Caption: Penicillin (antibiotic) crystals. Penicillin is the first antibiotic developed from Penicillium spp. mold, a soil-inhabiting fungus, which has anti-microbial properties against a number of bacteria. Penicillin is a beta-lactam antibiotic used in the treatment of bacterial infections caused by usually Gram-positive, organisms. Penicillin and other beta-lactam antibiotics work by inhibiting the formation of peptidoglycan cross links in the bacterial cell wall. The beta-lactam of penicillin binds to the enzyme that links the peptidoglycan molecules in bacteria and prevents the bacteria from dividing. The name "penicillin" can either refer to several variants of penicillin available, or to the group of antibiotics derived from the penicillins. Penicillin was originally isolated from the Penicillium chrysogenum (formerly known as Penicillium notatum). It is now commercial synthesized and has become the most widely used antibiotic to date for many Gram-positive bacterial infections.
Magnification*: x20
Type: LM
Copyright 1985 Dennis Kunkel Microscopy, Inc.

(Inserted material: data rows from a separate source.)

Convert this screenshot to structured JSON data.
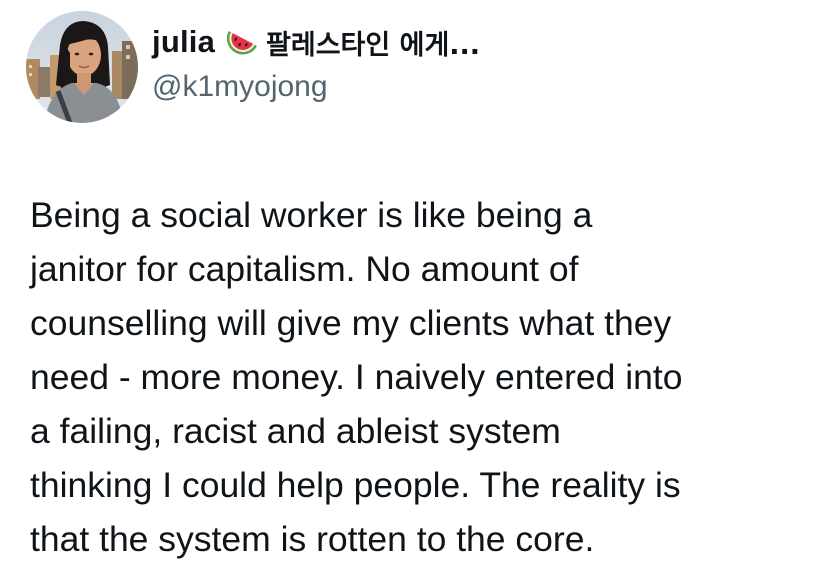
{
  "tweet": {
    "author": {
      "name": "julia",
      "name_emoji_icon": "watermelon-icon",
      "name_suffix": "팔레스타인 에게...",
      "handle": "@k1myojong"
    },
    "text_lines": [
      "Being a social worker is like being a",
      "janitor for capitalism. No amount of",
      "counselling will give my clients what they",
      "need - more money. I naively entered into",
      "a failing, racist and ableist system",
      "thinking I could help people. The reality is",
      "that the system is rotten to the core."
    ]
  },
  "colors": {
    "text_primary": "#0f1419",
    "text_secondary": "#536471",
    "background": "#ffffff"
  }
}
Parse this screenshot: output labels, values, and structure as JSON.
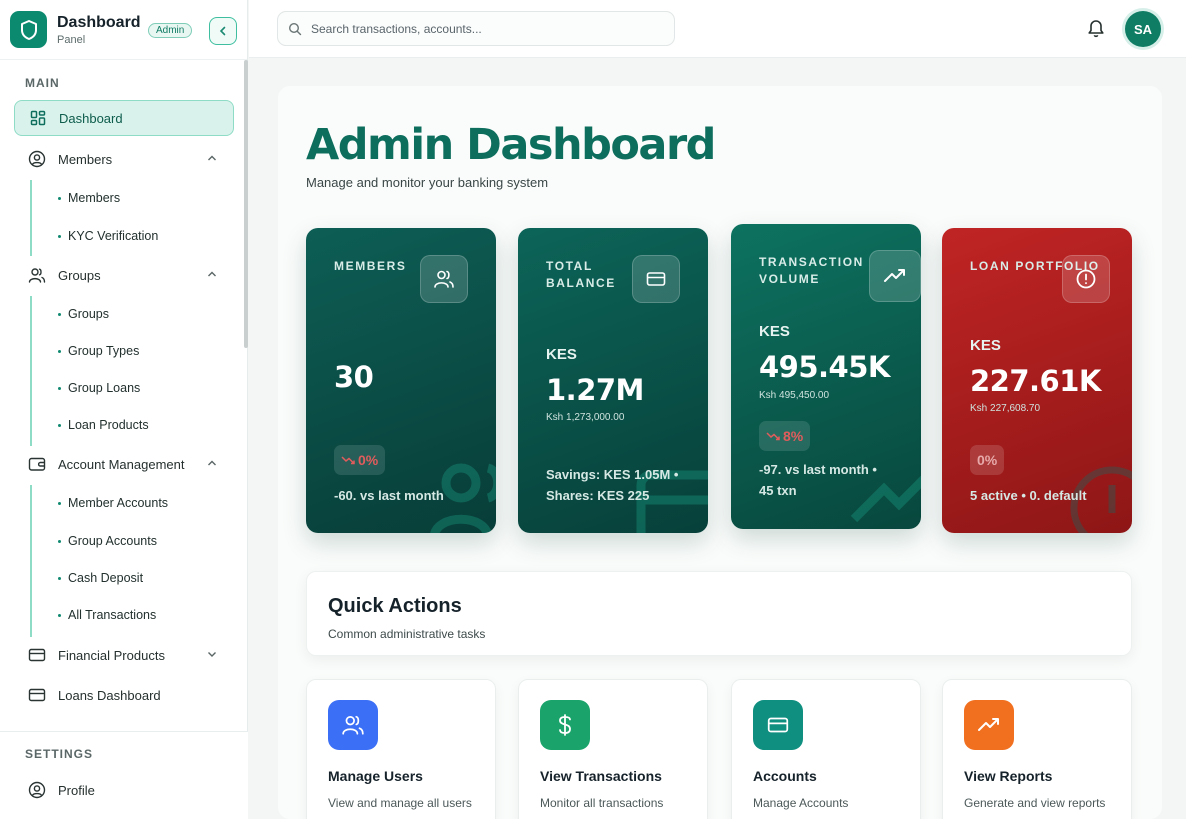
{
  "brand": {
    "title": "Dashboard",
    "subtitle": "Panel",
    "badge": "Admin"
  },
  "sidebar": {
    "main_label": "MAIN",
    "settings_label": "SETTINGS",
    "items": {
      "dashboard": "Dashboard",
      "members": "Members",
      "groups": "Groups",
      "account_management": "Account Management",
      "financial_products": "Financial Products",
      "loans_dashboard": "Loans Dashboard",
      "profile": "Profile"
    },
    "members_sub": [
      "Members",
      "KYC Verification"
    ],
    "groups_sub": [
      "Groups",
      "Group Types",
      "Group Loans",
      "Loan Products"
    ],
    "account_sub": [
      "Member Accounts",
      "Group Accounts",
      "Cash Deposit",
      "All Transactions"
    ]
  },
  "search": {
    "placeholder": "Search transactions, accounts..."
  },
  "user": {
    "initials": "SA"
  },
  "page": {
    "title": "Admin Dashboard",
    "subtitle": "Manage and monitor your banking system"
  },
  "cards": {
    "members": {
      "label": "MEMBERS",
      "value": "30",
      "change": "0%",
      "footer": "-60. vs last month"
    },
    "balance": {
      "label": "TOTAL BALANCE",
      "currency": "KES",
      "value": "1.27M",
      "exact": "Ksh 1,273,000.00",
      "footer": "Savings: KES 1.05M • Shares: KES 225"
    },
    "volume": {
      "label": "TRANSACTION VOLUME",
      "currency": "KES",
      "value": "495.45K",
      "exact": "Ksh 495,450.00",
      "change": "8%",
      "footer": "-97. vs last month • 45 txn"
    },
    "loans": {
      "label": "LOAN PORTFOLIO",
      "currency": "KES",
      "value": "227.61K",
      "exact": "Ksh 227,608.70",
      "change": "0%",
      "footer": "5 active • 0. default"
    }
  },
  "quick_actions": {
    "title": "Quick Actions",
    "subtitle": "Common administrative tasks",
    "items": [
      {
        "title": "Manage Users",
        "sub": "View and manage all users",
        "color": "#3b6ff5"
      },
      {
        "title": "View Transactions",
        "sub": "Monitor all transactions",
        "color": "#1aa36a"
      },
      {
        "title": "Accounts",
        "sub": "Manage Accounts",
        "color": "#0f8f80"
      },
      {
        "title": "View Reports",
        "sub": "Generate and view reports",
        "color": "#f07020"
      }
    ]
  },
  "colors": {
    "accent": "#0e7d64",
    "danger": "#b81e1e"
  }
}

Keywords: 870806-36,12.01.04,antibiotic,antibiotics,anti-microbioal,antimicrobial,ß-lactam antibiotic,bacteria cell wall,bacteria division,bacteria infection,bacteria infections,bacterial infections,beta-lactam antibiotic,crystal,crystals,Gram positive infection,Gram-positive infection,Penicillium,penicillin,peptidogylcan,soil fungus,LM